I thought a bus trip from Bengaluru to Hyderabad would be comfier than going on a tedious, 14-hour long train journey through the night.
I made the booking online on a “Sleeper (2+1), A/C” bus and took the upper berth, thinking that being a bit higher from the ground level would reduce the shock when the tyres hit a pothole and that the swaying would be much less when the driver manoeuvres a deep turn.
Riding on a sleeper bus is like taking an interstellar journey; you slide into your seat and lie down and wait to take off into infinity and beyond, and there are no seats belts.
At 9.45pm the bus suddenly lurched, swayed towards the right to get out of the dirt road on the side of the highway where it had parked, and I nearly fell off.
I was trying to get comfy in my coffin-like berth, removing my shoes, trying to find a place to keep them, then taking off my belt, my bulky wallet (filled with old receipts) from my back pocket, when we were on our way.
The berth was like sleeping in a minimalist Japanese hotel at Tokyo Airport. They give you what looks like a body container drawer in a morgue and you crawl in and you sleep inside it and hopefully you do not have any anxiety issues or fear of closed places.
Feet turn icy-cold
There was entertainment on board the bus and I could watch a very loud and very dramatic Telugu language movie on the screen near my feet. (I was reminded of the time when luxury cars in Dubai had TV screens in the back for the kids. Some cars even had a small screen near the rear-view mirror, for the driver’s viewing pleasure).
Suddenly, my legs turned icy-cold. This must be how dying feels, I thought. First the feet go cold and then it’s like Disney’s Frozen and you start singing. Luckily, I could close the A/C vent over my head, but not the icy blast on my legs.

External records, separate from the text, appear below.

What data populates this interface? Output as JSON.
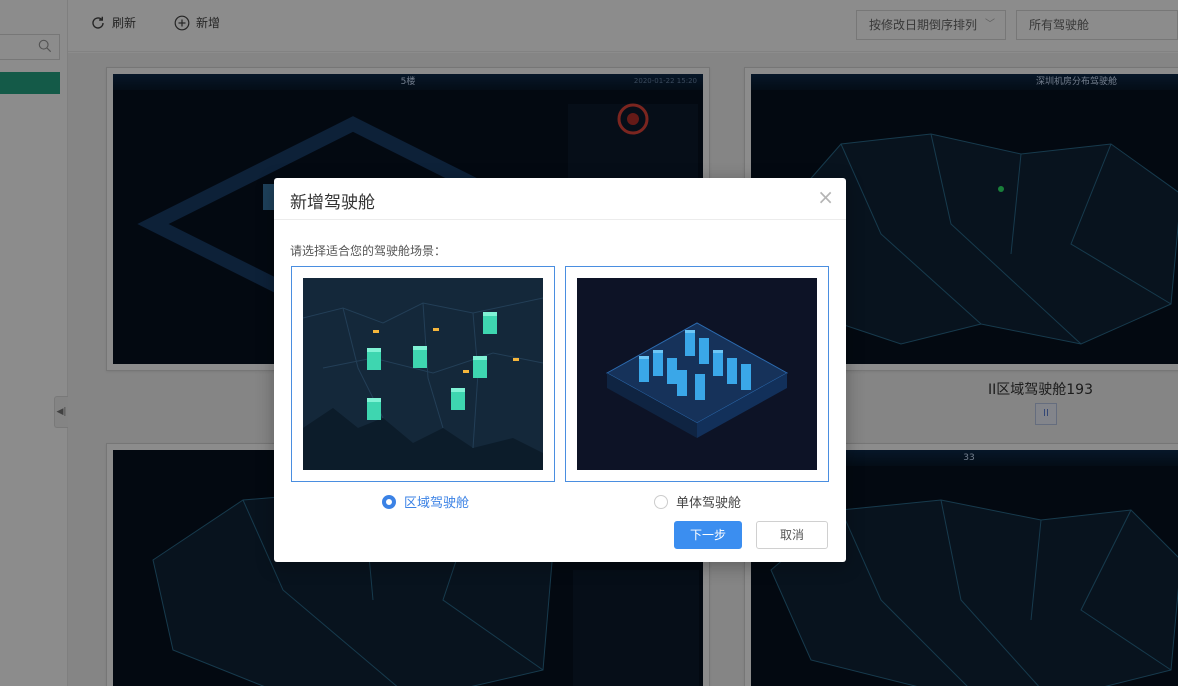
{
  "toolbar": {
    "refresh_label": "刷新",
    "add_label": "新增",
    "sort_select": "按修改日期倒序排列",
    "filter_select": "所有驾驶舱"
  },
  "cards": [
    {
      "screen_title": "5楼",
      "timestamp": "2020-01-22 15:20"
    },
    {
      "screen_title": "深圳机房分布驾驶舱",
      "name": "II区域驾驶舱193",
      "badge": "II"
    },
    {
      "screen_title": ""
    },
    {
      "screen_title": "33"
    }
  ],
  "modal": {
    "title": "新增驾驶舱",
    "prompt": "请选择适合您的驾驶舱场景：",
    "options": [
      {
        "label": "区域驾驶舱",
        "selected": true
      },
      {
        "label": "单体驾驶舱",
        "selected": false
      }
    ],
    "next_label": "下一步",
    "cancel_label": "取消"
  },
  "colors": {
    "accent": "#3b8ef0",
    "sidebar_active": "#26a483",
    "dashboard_bg": "#07111f"
  }
}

I frantically reached for the wafer-thin blanket at my feet and then remembered some guy writing a review of the bus trip he had taken. “The blanket was full of bed bugs,” he had said. I had packed a bedsheet, but my bag was stashed away in the luggage compartment.
A moment later I understood what Sleeper 2+1 meant; a young guy climbed into my teeny berth, said, “Hi”, and started talking to his boss in Cybercity, Hyderabad.
After a while he started snoring and I realised I was sleeping with a stranger. He turned on his side towards me and tried putting his leg over me, while muttering in his sleep. I wondered if I could take a selfie of both of us without using the flash and send it to my wife.
Gifting a bus ticket
But that would have been like hitting your own foot with a hammer, as the saying goes in Hyderabad. “Act your age. Take a flight. This is not some great adventure,” she had said.
My friend had extolled the virtues of the highway to Hyderabad. “It is an excellent road,” he had said. (I have decided to gift him a bus ticket for a ride on a sleeper 2+1, A/C). It was like riding on a tuk-tuk and I think I will need physiotherapy.
I booked on a different bus company on the way back, and these guys were nice and gave us a small gift bag that had a bottle of water and a packet of fried dal (lentils). The night was noisy, and the pollution was bad.
Mahmood Saberi is a storyteller and blogger based in Bengaluru, India. Twitter: @mahmood_saberi.